M200 | 29073 | Vallance

Overview: Taught by a long-time museum educator, this course
explores the meanings and uses of both ordinary and special objects
as displayed in museum settings, retail spaces, private homes, and
disjointed locations such as yard sales and recycling centers.
Objects now in museums have had numerous past lives, evolving from
treasured new possessions to objects of daily use to prized
heirlooms and beyond; other objects, not (yet) celebrated behind
glass at museums, also have tales to tell about their uses, cultural
significance, meanings in personal biographies, and uses as
historical artifacts embodying all of these qualities.   This course
explores our reactions to objects in varying settings and their
implications for getting the most out of museum visits (and
shopping!), understanding our own possessions’ values, and using the
things of everyday life
in teaching in both K-12 and museum settings.

Schedule:  Assignments and Monday class sessions will develop a
framework for interpreting objects as background to regular
Wednesday field trips.
Wednesday visit sites may include these stops along the life cycles
of “things”:    Mathers Museum of World Cultures,  Monroe County
History Center, Wylie House, downtown shop windows, Target,
Bloomington Goodwill store, the IU Art Museum, and others.
Appropriate for a variety of major fields, the class has space for
14 this fall.

Assignments include reading notes, regular museum visit worksheets,
personal essays responding to objects in selected sites, diary
entries (from students’ and objects’ points of view), a research
paper on one or more objects, and other explorations of everyday
objects.  Class discussion and active participation will be
Carpooling for off-campus sites will be arranged during the first

The instructor:  Prof. Vallance was Director of Education at The
Saint Louis Art Museum for 15 years, and taught Museum Education at
Northern Illinois University before coming to IU in 2006.  At the
Museum, she worked often with the “decorative arts” collections of
formerly-everyday objects, in programs for adults, families, K-12
teachers, and special populations.  Now on the Art Education faculty
in IU’s School of Education, she works regularly with the “meanings
of objects” in her courses.

Contact her with any questions:

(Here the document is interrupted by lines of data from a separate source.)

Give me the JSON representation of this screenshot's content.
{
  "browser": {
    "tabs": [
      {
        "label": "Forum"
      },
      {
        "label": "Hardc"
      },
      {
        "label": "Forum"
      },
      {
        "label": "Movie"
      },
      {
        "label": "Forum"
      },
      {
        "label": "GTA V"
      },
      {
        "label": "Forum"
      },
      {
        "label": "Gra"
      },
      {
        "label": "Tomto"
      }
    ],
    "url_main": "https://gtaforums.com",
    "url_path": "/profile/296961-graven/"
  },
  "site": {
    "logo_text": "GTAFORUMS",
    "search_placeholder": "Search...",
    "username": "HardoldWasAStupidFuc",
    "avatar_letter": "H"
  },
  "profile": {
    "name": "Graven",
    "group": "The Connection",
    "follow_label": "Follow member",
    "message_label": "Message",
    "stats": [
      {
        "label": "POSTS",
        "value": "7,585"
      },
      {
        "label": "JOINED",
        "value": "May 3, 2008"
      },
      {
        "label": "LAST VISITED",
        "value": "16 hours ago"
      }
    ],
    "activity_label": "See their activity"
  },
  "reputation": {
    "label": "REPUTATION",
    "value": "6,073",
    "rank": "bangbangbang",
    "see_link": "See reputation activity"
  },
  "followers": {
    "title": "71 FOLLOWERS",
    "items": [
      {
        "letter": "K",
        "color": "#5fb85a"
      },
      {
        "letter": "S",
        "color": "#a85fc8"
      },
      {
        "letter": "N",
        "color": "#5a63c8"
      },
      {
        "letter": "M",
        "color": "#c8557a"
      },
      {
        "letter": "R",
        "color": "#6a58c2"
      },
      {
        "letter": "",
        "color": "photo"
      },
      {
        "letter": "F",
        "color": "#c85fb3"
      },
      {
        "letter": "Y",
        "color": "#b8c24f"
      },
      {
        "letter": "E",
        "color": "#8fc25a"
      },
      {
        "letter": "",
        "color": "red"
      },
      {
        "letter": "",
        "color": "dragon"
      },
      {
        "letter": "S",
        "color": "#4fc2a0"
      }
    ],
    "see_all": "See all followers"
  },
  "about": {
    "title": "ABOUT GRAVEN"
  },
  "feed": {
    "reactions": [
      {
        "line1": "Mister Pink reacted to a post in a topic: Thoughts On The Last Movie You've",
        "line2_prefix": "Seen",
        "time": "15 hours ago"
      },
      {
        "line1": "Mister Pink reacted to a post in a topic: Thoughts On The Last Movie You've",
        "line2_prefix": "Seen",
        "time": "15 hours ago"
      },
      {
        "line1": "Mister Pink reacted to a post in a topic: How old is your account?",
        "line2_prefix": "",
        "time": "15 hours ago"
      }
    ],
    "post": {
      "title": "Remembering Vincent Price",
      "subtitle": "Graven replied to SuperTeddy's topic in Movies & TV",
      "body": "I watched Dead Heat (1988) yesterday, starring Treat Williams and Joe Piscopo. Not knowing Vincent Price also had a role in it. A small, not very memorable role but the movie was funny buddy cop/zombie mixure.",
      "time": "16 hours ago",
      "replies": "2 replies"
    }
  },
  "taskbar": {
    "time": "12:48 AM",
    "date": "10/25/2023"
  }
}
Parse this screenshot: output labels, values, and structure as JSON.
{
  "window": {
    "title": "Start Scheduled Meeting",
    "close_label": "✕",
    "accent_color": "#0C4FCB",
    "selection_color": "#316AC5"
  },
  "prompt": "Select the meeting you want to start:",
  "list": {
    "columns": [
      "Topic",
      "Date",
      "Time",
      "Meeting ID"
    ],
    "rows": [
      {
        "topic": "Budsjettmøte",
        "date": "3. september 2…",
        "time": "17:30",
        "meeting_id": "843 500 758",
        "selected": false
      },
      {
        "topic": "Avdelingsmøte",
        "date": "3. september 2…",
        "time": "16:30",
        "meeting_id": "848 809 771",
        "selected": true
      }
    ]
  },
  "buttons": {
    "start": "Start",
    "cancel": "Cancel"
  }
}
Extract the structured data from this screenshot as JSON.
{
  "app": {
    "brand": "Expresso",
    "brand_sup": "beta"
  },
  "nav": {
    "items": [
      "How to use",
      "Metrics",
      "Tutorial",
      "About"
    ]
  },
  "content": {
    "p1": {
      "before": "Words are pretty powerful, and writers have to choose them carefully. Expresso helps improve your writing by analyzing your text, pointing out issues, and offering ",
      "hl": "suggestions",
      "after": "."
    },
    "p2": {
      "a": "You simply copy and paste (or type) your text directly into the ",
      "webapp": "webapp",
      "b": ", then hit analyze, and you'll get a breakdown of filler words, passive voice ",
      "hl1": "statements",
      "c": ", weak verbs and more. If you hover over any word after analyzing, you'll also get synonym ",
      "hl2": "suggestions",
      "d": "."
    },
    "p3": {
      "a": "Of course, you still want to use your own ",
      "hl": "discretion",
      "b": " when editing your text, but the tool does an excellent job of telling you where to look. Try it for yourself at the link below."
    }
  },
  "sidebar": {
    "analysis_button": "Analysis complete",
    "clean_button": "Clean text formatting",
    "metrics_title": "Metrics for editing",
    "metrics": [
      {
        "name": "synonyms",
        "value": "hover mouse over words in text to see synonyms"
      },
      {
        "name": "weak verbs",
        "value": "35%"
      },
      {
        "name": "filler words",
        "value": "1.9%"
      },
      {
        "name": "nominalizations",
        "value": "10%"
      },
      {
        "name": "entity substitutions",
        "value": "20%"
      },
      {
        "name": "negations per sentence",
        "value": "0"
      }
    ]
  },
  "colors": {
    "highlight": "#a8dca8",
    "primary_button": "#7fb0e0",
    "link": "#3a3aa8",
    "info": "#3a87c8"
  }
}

This course substitutes for M135 or N110 for Elementary Education
majors, and substitutes as an Art History requirement for Art
Education majors.  Can be elective for other majors.

Monday & Wednesday, 11:15-12:30
Wright Education Bldg and area museums